6. Understand the function of behaviour
When observing any kind of behaviour, and particularly when you are facing behaviour that challenges, remember that it is a form of communication and will be serving a function. For example, the child may be frustrated that they have not been able to communicate something to you. They may want your attention or the behaviour may be the result of sensitivity to something in their environment. They may want to escape their current environment or they may want something tangible such as an object in the room that has been taken away from them.
Understanding the function of their behaviour will make a big difference to how well you are able to support the child and how effective behaviour management strategies will be. Some children benefit from a specific and detailed positive behaviour support plan with personalised strategies.
7. Use transition supports
Pupils with autism, and other pupils, often benefit from aids to help them understand what activities and tasks will be taking place during the school day. Transition supports enable them to become familiar with where they will be going, what they are doing next and what will be happening throughout the day. Depending on the specific child’s needs, they may benefit from having a personalised transition support, in addition to one for the whole class. Transition supports could include:
- a “now and next” board showing photos or symbols of the current and next activity, to help support a smooth transition from one activity to the next
- a visual timetable which displays photos or symbols of the activities that are going to happen during the day; this is most effective when the pictures are removed as the activities finish, clearly showing what will happen next
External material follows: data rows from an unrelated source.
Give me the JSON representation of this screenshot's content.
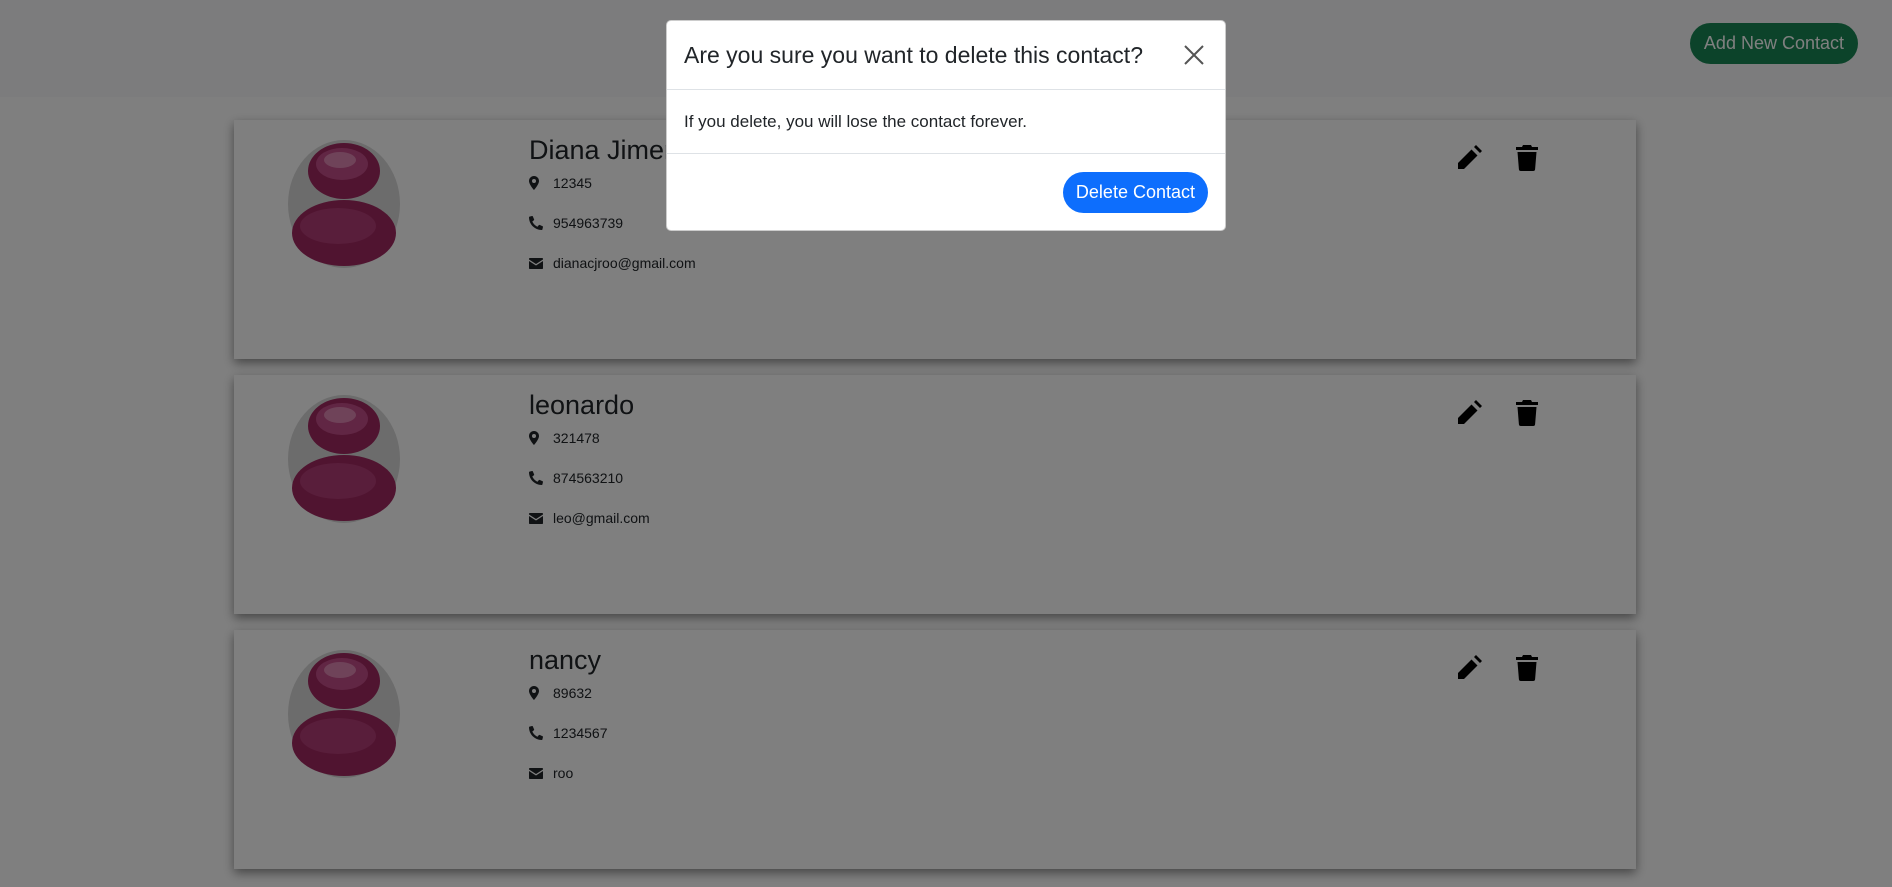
{
  "navbar": {
    "add_button_label": "Add New Contact"
  },
  "contacts": [
    {
      "name": "Diana Jimenez",
      "address": "12345",
      "phone": "954963739",
      "email": "dianacjroo@gmail.com"
    },
    {
      "name": "leonardo",
      "address": "321478",
      "phone": "874563210",
      "email": "leo@gmail.com"
    },
    {
      "name": "nancy",
      "address": "89632",
      "phone": "1234567",
      "email": "roo"
    }
  ],
  "icons": {
    "address": "map-marker-icon",
    "phone": "phone-icon",
    "email": "envelope-icon",
    "edit": "pencil-icon",
    "delete": "trash-icon",
    "avatar": "user-avatar",
    "close": "close-icon"
  },
  "modal": {
    "title": "Are you sure you want to delete this contact?",
    "body": "If you delete, you will lose the contact forever.",
    "confirm_label": "Delete Contact"
  },
  "colors": {
    "add_button": "#198754",
    "delete_button": "#0d6efd",
    "avatar": "#b0306b"
  }
}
- a written list on a whiteboard of the forthcoming tasks, that get crossed out or wiped out as each one is finished
- sand timers to visually prepare a child for the fact that a task will end and when this will happen.
8. Visual lesson structures
Providing a visual representation of the structure of lessons and tasks can support children to understand the different parts of the task and what will take place before it ends. This could include using pictures or symbols for the different parts of the task, or steps of the lesson written down on a whiteboard.
One non-verbal child kept leaving the table after the practical part of the lesson had finished and would refuse to tidy up. Once a visual structure using photos and symbols to display the steps involved in the lesson was implemented (for example, whiteboard – demonstration – experiment – tidy up) the child took part in tidying up. He had been effectively prepared and was able to understand what he needed to do.
9. Make learning engaging and motivating
Grab children’s attention and help them focus on a task by using exciting and engaging resources and lesson themes. Using the child’s interests in learning tasks can really help engage the children in learning. Concrete, practical multi-sensory learning experiences can be highly effective in engaging lots of different children.
10. Always model how to do something
It is more effective to show a child how to do something than just telling them what to do. This is especially important for children with communication difficulties. Demonstrating a task will give the children a better understanding of what is required and more of an opportunity to be successful at it.
About the author
Steph Reed is an independent Autism Specialist Teacher and has worked in mainstream and special schools and as an inclusion lead and SENCO. She currently delivers outreach support, coaching and training to schools and services and hosts the Autism Spectrum Teacher Podcast.